* [Dataset extract]:
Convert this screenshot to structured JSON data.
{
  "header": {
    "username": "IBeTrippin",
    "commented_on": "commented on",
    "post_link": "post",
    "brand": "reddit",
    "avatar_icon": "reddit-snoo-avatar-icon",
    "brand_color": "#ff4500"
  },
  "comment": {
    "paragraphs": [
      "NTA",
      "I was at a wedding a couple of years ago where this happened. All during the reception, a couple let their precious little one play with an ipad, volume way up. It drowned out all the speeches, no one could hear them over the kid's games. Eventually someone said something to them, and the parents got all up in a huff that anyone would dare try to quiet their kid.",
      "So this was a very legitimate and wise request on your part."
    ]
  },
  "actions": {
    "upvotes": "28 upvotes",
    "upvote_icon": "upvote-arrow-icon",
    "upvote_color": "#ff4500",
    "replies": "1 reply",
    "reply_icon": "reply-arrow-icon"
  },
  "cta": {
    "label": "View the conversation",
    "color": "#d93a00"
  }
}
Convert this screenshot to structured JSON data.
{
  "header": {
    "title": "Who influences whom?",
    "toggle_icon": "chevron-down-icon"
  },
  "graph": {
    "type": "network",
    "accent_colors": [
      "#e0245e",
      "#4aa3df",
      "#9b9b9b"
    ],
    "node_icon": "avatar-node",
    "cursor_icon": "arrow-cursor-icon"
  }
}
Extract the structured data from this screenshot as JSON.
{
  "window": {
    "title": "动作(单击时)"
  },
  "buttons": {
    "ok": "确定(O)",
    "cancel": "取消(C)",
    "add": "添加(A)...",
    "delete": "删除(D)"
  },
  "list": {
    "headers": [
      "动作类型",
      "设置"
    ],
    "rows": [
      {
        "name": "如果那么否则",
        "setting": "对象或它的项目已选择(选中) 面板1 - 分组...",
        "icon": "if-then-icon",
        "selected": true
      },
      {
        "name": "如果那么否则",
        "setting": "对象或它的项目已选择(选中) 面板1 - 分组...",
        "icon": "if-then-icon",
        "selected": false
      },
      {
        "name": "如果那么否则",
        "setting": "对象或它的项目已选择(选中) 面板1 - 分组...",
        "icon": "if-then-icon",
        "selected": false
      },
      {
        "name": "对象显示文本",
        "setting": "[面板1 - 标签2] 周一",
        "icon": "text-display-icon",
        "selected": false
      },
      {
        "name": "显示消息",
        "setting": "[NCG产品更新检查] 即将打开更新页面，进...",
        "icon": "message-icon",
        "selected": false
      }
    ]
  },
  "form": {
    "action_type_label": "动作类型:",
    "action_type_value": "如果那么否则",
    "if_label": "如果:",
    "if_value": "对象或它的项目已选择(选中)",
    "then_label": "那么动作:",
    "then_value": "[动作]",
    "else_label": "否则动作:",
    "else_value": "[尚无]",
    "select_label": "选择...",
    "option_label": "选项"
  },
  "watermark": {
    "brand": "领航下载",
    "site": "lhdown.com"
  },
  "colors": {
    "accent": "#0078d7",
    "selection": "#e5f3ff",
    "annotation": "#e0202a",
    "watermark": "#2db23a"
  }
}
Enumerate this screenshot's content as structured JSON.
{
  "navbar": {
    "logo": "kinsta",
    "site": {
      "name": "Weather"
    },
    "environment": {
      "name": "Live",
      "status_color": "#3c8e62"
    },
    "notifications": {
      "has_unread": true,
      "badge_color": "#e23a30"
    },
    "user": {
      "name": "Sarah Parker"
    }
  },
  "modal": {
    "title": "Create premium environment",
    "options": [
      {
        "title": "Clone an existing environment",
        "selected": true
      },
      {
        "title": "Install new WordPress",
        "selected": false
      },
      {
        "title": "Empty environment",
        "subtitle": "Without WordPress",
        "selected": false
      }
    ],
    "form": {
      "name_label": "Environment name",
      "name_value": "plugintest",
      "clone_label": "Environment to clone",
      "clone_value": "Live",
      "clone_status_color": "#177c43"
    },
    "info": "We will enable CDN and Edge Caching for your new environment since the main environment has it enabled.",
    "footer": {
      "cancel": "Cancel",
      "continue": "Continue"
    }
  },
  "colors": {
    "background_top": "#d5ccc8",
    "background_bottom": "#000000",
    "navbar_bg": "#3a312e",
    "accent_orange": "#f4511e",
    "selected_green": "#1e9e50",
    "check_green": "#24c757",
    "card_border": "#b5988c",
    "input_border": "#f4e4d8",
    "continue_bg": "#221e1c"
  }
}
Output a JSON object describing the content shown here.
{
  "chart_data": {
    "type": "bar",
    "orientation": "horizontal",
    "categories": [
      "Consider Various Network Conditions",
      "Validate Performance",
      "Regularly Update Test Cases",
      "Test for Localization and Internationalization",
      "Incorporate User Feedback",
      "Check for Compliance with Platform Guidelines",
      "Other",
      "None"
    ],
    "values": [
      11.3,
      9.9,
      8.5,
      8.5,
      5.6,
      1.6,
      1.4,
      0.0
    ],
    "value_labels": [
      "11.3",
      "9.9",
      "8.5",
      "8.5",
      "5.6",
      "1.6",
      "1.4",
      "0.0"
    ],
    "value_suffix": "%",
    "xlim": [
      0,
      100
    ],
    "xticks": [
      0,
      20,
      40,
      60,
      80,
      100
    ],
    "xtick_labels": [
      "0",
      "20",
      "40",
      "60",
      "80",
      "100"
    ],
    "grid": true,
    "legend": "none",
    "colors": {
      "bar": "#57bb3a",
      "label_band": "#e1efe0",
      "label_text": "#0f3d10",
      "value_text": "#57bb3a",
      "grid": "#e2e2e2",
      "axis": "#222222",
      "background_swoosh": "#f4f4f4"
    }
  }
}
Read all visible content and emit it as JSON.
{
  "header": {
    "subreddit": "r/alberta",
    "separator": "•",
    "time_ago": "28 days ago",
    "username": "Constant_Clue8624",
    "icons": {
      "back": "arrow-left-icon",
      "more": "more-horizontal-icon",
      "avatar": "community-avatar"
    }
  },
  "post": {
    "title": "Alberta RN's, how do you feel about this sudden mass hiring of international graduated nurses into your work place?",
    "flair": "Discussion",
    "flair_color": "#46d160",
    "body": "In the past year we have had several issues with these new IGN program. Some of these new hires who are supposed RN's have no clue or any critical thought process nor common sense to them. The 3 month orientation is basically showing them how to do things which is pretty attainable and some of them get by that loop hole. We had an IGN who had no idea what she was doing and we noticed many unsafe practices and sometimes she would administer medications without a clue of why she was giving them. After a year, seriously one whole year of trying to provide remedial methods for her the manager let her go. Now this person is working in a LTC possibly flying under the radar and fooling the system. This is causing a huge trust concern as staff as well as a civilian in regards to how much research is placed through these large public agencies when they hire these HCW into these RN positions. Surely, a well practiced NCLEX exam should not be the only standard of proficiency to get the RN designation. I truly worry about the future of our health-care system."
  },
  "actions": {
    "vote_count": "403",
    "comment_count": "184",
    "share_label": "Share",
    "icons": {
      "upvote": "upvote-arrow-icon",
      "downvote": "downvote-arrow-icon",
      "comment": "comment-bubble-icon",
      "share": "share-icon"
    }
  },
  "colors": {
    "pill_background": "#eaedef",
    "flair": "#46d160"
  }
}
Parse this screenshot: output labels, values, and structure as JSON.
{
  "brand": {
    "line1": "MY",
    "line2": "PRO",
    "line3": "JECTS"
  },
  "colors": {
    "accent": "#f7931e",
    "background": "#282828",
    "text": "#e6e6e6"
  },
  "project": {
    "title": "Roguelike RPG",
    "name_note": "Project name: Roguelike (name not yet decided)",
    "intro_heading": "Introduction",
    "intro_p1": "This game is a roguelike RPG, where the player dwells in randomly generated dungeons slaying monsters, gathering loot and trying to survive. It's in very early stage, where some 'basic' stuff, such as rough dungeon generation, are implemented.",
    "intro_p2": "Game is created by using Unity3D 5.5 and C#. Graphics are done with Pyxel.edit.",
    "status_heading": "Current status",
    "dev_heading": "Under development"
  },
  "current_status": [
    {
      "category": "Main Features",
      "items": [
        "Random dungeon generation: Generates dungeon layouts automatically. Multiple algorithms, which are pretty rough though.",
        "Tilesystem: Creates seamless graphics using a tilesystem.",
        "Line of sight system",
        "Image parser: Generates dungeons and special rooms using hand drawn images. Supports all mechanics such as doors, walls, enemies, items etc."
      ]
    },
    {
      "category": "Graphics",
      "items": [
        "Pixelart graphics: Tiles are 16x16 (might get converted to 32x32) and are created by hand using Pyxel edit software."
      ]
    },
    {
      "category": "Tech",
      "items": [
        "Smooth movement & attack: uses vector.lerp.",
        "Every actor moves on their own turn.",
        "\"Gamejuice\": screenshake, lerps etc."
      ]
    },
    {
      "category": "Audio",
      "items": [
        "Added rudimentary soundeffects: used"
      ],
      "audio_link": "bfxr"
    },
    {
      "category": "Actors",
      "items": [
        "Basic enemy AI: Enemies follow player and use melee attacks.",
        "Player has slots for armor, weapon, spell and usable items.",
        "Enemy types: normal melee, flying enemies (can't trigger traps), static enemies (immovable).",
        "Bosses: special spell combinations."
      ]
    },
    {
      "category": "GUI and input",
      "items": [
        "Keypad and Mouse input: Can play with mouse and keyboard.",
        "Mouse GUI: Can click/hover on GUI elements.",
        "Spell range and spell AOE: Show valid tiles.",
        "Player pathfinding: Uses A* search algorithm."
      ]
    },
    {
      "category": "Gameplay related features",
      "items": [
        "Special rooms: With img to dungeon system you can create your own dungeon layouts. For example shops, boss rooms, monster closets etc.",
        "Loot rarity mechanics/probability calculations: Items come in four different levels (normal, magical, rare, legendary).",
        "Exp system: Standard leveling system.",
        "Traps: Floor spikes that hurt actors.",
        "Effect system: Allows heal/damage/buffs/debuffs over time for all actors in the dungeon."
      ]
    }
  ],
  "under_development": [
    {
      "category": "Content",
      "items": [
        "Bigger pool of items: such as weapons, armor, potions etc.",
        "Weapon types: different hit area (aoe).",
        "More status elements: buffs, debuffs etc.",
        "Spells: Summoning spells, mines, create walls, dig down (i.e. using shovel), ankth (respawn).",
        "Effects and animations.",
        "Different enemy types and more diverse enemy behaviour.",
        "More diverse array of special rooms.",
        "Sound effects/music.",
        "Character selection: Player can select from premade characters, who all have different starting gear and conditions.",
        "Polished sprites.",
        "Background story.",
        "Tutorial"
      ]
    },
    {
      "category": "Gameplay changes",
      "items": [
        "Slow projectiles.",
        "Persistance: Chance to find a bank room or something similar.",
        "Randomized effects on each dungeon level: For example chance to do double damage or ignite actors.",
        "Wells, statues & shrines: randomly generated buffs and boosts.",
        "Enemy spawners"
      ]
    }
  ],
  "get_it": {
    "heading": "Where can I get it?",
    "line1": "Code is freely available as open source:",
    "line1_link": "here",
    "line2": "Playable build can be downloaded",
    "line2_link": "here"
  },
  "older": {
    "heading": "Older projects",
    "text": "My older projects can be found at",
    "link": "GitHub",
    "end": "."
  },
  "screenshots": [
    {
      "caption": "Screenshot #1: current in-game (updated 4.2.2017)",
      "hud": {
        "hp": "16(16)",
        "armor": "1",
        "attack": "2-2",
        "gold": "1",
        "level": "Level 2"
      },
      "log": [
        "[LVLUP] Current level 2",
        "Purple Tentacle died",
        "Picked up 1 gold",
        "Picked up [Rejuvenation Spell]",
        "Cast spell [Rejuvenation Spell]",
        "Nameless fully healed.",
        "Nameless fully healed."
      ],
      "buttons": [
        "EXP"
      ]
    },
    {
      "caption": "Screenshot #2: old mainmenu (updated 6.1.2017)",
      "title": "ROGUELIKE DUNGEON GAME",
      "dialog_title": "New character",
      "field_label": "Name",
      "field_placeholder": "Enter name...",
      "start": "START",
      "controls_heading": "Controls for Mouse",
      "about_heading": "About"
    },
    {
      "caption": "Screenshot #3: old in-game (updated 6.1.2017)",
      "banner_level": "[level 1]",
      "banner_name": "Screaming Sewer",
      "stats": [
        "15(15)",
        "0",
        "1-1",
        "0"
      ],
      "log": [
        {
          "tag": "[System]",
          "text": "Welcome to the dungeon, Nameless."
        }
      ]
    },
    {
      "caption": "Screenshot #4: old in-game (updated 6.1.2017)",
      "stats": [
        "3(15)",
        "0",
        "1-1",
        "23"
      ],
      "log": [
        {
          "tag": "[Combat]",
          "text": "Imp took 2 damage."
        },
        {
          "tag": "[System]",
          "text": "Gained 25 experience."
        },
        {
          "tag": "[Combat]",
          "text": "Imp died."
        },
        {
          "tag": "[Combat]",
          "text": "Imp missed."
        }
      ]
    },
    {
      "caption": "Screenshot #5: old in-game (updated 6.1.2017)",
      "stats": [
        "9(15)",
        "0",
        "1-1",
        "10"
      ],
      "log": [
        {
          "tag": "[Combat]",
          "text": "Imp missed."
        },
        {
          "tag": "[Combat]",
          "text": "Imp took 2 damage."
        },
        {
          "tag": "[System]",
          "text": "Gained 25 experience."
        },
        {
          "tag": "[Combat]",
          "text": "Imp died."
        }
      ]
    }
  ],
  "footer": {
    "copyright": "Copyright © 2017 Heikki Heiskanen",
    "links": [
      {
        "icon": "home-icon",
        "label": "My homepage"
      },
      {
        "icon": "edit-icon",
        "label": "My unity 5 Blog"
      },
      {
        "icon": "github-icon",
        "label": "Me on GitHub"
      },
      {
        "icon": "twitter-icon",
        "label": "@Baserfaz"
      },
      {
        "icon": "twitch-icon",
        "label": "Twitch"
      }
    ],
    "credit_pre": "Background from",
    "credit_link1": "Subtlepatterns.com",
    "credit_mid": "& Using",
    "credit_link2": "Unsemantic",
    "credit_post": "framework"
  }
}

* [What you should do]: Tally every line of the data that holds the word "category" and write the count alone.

* [Task response]: 9